With a stated goal of confronting food and agriculture policy issues in the face of global uncertainty, an initiative called AGree was launched recently by a broad-based coalition of leading industry figures. Citing challenges like a rapidly increasing global population, limited arable land, pressure on fresh water quality and availability and environmental degradation, the initiative’s organizers say this is a pivotal time to be addressing policy issues.
Washington, D.C.—In an effort to stem the wastefulness and risks to consumer health associated with meat product recalls, the U.S. Department of Agriculture (USDA) has initiated a new rule that will prevent meat processors from shipping to stores until safety tests are returned.
Newark, DE—While the U.S. Food and Drug Administration (FDA) develops its own produce tracing program as is now required by law, a program already established by several produce industry groups, the Produce Traceability Initiative (PTI), is forging ahead with its own “track-and-trace” system.
At the April 26–29 meeting of the National Organic Standards Board (NOSB) in Seattle, WA, committee members planned to consider various proposals that would have a major impact on how the National Organic Program is run.

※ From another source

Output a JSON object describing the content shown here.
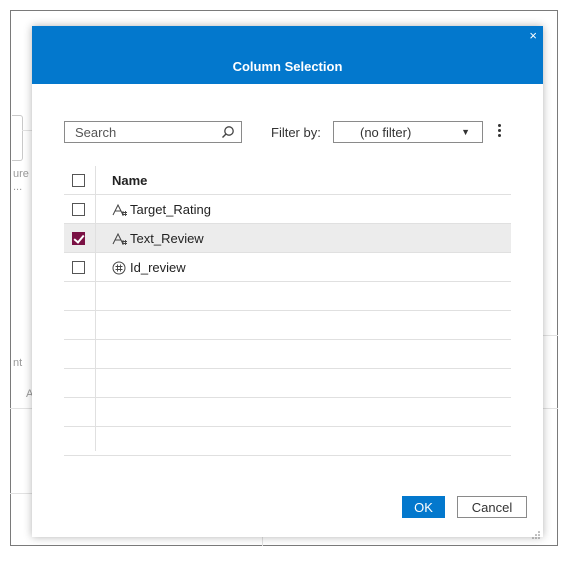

One proposal that could prove contentious is for the allowance of synthetic materials in organic products, without prior safety review by FDA or approval by USDA.
Austin, TX—Whole Foods Market Inc. will now feature animal welfare ratings on meat products in all of its stores. The rating system, created by the nonprofit Global Animal Partnership (GAP), is designed to let shoppers learn more about how animals are treated by a manufacturer.
A genetically modified (GM) strain of alfalfa, engineered to survive the application of Roundup herbicide, has been fully deregulated by the U.S. Department of Agriculture (USDA). In a separate move one week later, USDA allowed farmers to plant GM sugar beets while it finishes working on an Environmental Impact Statement (EIS) for that crop.
Packaging for many ground or chopped meat and poultry products will now feature nutrition facts panels, according to a new rule established by the U.S. Department of Agriculture (USDA). Forty of the most common cuts of meat, as well as whole, raw meat and poultry products will be required to present this information on a label, or have the nutrition facts available at the point-of-purchase. The rule is to become effective on Jan. 1, 2012.